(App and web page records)
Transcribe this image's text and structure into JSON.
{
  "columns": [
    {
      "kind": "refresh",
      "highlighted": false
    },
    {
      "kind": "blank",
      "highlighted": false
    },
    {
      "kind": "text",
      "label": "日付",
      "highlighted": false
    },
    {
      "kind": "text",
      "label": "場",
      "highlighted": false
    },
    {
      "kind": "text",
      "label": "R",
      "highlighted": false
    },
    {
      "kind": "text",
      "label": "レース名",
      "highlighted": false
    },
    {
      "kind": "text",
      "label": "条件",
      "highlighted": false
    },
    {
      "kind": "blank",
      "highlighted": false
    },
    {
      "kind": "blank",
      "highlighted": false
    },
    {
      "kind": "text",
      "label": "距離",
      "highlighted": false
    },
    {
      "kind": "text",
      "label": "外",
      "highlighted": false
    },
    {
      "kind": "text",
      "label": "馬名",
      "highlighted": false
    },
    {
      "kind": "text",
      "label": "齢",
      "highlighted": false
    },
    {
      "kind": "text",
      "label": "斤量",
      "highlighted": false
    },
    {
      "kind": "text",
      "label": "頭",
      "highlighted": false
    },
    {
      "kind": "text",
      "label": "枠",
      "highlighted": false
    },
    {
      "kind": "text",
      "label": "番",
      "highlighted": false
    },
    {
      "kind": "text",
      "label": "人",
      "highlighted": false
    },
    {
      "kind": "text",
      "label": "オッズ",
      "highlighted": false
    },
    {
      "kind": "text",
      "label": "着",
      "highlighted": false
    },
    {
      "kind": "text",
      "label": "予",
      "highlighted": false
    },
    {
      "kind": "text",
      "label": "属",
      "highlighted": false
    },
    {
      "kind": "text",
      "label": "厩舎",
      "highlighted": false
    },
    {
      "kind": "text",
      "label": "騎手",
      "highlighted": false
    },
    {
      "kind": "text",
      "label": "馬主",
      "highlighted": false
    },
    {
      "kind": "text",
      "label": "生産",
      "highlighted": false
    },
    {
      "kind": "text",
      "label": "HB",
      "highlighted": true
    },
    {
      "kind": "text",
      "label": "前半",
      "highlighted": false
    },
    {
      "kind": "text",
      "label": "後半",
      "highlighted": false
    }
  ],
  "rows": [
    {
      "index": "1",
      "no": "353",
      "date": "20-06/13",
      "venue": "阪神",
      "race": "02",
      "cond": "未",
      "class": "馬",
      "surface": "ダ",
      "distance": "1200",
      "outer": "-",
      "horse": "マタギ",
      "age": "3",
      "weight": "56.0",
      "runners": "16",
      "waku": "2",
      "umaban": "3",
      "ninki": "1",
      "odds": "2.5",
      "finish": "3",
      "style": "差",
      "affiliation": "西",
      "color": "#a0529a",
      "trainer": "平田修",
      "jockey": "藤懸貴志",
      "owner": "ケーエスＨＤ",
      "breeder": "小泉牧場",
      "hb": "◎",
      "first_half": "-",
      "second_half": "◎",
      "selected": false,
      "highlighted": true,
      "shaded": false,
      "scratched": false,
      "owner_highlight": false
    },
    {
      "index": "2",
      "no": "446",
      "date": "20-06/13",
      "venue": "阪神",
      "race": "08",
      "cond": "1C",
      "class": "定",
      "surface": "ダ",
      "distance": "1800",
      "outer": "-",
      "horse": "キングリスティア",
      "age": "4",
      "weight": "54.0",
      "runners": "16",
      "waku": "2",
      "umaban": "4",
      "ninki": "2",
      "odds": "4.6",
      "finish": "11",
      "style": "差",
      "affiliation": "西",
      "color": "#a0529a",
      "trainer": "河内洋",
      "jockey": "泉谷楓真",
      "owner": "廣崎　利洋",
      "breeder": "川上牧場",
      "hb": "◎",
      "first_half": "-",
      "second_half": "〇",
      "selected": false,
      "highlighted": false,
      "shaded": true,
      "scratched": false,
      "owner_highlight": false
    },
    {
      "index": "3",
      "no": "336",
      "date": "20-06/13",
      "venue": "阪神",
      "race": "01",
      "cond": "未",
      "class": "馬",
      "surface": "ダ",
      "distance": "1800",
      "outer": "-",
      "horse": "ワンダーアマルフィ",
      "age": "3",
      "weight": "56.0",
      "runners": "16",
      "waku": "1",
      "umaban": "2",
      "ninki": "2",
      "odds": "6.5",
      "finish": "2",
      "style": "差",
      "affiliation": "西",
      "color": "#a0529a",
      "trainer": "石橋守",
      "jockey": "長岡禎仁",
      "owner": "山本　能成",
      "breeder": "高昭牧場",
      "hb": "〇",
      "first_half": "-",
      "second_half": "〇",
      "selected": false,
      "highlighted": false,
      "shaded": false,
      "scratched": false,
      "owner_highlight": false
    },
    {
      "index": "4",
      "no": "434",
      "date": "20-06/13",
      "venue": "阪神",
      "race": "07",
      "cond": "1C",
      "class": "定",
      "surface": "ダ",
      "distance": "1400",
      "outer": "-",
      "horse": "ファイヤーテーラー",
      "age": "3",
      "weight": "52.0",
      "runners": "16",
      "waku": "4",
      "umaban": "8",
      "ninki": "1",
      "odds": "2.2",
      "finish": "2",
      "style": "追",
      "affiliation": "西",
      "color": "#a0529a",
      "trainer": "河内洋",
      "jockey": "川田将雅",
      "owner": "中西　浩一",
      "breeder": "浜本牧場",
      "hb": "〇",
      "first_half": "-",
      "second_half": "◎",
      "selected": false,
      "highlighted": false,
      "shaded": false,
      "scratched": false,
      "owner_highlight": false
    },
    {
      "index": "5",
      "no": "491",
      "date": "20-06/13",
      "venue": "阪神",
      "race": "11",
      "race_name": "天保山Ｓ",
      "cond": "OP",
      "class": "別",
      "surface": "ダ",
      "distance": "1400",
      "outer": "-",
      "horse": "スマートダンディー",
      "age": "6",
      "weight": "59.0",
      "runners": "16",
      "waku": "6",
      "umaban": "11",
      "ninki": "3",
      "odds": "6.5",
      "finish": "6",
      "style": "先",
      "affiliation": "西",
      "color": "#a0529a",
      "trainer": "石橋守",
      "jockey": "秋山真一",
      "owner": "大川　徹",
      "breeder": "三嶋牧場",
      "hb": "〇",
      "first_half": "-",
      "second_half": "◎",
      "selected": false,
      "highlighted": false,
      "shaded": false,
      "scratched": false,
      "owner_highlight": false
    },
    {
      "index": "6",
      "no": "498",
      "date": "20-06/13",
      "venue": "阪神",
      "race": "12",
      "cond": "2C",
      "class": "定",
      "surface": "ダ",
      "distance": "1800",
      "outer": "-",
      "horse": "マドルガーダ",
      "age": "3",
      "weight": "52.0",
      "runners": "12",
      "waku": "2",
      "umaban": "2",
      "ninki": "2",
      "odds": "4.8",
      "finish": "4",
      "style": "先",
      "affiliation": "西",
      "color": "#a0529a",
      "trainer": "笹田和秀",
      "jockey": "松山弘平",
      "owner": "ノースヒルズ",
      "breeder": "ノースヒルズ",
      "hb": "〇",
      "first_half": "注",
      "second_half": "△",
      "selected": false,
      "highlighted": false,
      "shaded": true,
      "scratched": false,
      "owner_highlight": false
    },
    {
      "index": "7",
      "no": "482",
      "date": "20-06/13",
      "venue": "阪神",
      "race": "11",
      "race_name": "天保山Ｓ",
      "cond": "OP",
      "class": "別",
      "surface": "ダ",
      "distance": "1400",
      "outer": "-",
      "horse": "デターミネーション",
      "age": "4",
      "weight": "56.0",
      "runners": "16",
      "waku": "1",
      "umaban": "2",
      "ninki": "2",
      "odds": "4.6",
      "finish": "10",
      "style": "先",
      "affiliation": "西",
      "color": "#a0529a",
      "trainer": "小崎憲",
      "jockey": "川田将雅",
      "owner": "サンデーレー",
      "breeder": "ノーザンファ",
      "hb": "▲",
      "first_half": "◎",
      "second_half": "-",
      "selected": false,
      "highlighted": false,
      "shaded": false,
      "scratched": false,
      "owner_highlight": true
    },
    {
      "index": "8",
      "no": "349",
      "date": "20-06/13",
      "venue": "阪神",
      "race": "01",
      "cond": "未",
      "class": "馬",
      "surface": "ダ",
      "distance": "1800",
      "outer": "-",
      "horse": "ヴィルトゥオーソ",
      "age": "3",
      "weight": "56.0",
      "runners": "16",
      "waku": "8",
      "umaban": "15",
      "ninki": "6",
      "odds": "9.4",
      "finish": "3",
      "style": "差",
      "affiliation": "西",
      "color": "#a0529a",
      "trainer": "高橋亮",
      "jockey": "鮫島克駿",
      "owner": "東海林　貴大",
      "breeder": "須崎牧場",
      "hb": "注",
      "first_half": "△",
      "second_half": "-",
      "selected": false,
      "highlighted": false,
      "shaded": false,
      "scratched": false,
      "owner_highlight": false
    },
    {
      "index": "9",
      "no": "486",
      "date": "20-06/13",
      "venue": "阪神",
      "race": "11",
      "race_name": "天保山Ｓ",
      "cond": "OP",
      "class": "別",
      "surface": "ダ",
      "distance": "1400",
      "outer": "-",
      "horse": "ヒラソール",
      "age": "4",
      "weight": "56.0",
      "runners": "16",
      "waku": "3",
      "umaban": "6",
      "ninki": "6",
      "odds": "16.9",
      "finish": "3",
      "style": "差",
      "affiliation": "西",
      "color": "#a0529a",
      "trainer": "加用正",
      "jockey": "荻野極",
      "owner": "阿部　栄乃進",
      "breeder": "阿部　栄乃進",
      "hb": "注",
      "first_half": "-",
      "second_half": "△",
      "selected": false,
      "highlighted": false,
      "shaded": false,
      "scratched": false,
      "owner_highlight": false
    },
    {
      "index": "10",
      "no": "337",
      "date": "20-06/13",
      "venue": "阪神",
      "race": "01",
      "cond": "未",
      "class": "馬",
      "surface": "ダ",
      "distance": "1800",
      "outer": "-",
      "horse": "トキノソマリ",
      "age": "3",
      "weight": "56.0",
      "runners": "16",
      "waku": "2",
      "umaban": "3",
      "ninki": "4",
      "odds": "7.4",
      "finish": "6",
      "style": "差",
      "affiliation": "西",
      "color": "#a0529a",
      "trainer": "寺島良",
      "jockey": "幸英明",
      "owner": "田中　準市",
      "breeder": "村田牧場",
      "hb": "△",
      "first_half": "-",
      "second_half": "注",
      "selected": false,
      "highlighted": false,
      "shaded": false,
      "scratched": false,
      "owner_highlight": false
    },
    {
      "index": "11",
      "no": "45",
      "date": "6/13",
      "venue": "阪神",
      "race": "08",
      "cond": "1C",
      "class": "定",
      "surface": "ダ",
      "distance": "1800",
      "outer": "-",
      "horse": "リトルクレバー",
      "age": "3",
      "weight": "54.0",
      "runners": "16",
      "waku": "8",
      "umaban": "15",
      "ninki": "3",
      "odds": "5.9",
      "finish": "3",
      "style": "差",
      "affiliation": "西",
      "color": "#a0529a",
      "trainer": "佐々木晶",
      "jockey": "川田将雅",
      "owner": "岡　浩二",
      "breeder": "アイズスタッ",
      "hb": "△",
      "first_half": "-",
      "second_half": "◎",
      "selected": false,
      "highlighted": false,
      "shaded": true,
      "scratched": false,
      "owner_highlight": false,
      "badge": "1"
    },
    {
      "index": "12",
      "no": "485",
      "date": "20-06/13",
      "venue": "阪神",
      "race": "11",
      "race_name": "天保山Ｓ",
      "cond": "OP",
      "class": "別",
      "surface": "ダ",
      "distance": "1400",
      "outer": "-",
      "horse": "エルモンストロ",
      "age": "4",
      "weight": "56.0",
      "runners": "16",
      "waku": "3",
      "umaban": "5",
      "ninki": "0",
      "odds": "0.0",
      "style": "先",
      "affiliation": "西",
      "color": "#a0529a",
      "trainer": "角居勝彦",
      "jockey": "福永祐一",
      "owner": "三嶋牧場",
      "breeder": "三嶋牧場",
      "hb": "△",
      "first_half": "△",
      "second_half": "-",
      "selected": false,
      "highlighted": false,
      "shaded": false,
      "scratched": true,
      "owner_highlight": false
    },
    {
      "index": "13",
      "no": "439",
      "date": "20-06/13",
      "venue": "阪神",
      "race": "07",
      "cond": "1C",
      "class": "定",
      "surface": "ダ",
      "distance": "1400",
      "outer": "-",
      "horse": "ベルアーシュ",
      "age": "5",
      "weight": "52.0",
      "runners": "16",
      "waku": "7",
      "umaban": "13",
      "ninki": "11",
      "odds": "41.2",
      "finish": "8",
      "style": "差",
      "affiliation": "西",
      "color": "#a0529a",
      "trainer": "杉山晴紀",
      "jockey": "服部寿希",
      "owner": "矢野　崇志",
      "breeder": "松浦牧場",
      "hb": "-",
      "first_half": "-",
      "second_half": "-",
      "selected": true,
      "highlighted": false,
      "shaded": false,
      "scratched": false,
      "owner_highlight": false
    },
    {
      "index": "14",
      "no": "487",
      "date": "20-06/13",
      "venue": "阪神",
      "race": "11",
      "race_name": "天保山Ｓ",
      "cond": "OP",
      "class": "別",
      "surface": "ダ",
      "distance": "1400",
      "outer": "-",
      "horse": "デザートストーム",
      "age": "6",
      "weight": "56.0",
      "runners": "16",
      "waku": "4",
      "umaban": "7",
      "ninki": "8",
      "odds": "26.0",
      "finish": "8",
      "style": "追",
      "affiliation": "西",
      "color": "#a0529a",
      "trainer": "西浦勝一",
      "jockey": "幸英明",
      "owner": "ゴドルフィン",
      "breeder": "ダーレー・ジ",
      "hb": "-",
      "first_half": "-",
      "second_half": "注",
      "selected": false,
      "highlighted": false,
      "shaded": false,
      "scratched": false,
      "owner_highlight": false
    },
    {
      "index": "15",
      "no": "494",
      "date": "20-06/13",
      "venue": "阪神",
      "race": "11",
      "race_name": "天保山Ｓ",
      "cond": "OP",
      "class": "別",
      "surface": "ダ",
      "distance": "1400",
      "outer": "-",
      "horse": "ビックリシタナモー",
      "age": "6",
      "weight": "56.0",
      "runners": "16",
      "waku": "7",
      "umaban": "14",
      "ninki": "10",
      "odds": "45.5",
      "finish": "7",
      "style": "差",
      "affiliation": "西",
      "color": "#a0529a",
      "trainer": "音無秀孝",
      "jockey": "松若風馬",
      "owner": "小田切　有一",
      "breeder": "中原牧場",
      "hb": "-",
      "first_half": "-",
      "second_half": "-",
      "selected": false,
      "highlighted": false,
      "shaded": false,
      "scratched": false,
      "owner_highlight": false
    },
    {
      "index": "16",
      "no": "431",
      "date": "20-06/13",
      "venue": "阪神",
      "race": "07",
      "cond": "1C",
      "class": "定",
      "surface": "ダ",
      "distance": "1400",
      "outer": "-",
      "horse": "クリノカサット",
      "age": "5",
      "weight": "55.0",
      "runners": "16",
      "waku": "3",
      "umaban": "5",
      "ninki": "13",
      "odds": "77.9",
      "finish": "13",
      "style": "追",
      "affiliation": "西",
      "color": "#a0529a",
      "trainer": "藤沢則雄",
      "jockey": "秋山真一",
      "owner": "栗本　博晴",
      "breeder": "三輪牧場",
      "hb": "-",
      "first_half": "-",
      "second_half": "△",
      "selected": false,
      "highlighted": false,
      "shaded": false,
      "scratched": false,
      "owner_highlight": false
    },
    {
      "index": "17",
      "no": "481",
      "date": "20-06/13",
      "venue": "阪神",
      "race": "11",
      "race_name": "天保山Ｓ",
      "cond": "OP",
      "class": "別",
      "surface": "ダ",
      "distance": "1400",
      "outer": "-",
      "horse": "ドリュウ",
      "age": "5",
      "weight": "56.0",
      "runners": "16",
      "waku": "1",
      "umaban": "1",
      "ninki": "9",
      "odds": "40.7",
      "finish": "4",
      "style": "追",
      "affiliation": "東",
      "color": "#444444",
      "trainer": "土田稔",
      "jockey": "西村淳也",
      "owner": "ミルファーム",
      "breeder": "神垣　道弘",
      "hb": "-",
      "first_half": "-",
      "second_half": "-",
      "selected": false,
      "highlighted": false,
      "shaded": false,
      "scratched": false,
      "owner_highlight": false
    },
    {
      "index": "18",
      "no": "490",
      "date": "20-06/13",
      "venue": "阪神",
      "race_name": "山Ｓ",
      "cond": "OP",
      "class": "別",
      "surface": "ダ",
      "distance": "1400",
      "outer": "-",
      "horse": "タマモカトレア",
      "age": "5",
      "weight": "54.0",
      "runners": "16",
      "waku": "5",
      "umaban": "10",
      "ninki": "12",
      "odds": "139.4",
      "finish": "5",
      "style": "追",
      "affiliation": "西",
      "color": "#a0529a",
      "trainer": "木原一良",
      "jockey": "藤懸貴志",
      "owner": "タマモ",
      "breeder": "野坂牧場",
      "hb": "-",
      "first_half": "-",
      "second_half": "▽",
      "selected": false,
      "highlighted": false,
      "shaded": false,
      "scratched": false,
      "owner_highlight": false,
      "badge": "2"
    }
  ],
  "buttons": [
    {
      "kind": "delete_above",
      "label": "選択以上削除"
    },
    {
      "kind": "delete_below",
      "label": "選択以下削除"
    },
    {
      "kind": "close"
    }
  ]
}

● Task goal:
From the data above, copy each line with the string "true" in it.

● Response area:
      "highlighted": true
      "highlighted": true,
      "shaded": true,
      "shaded": true,
      "owner_highlight": true
      "shaded": true,
      "scratched": true,
      "selected": true,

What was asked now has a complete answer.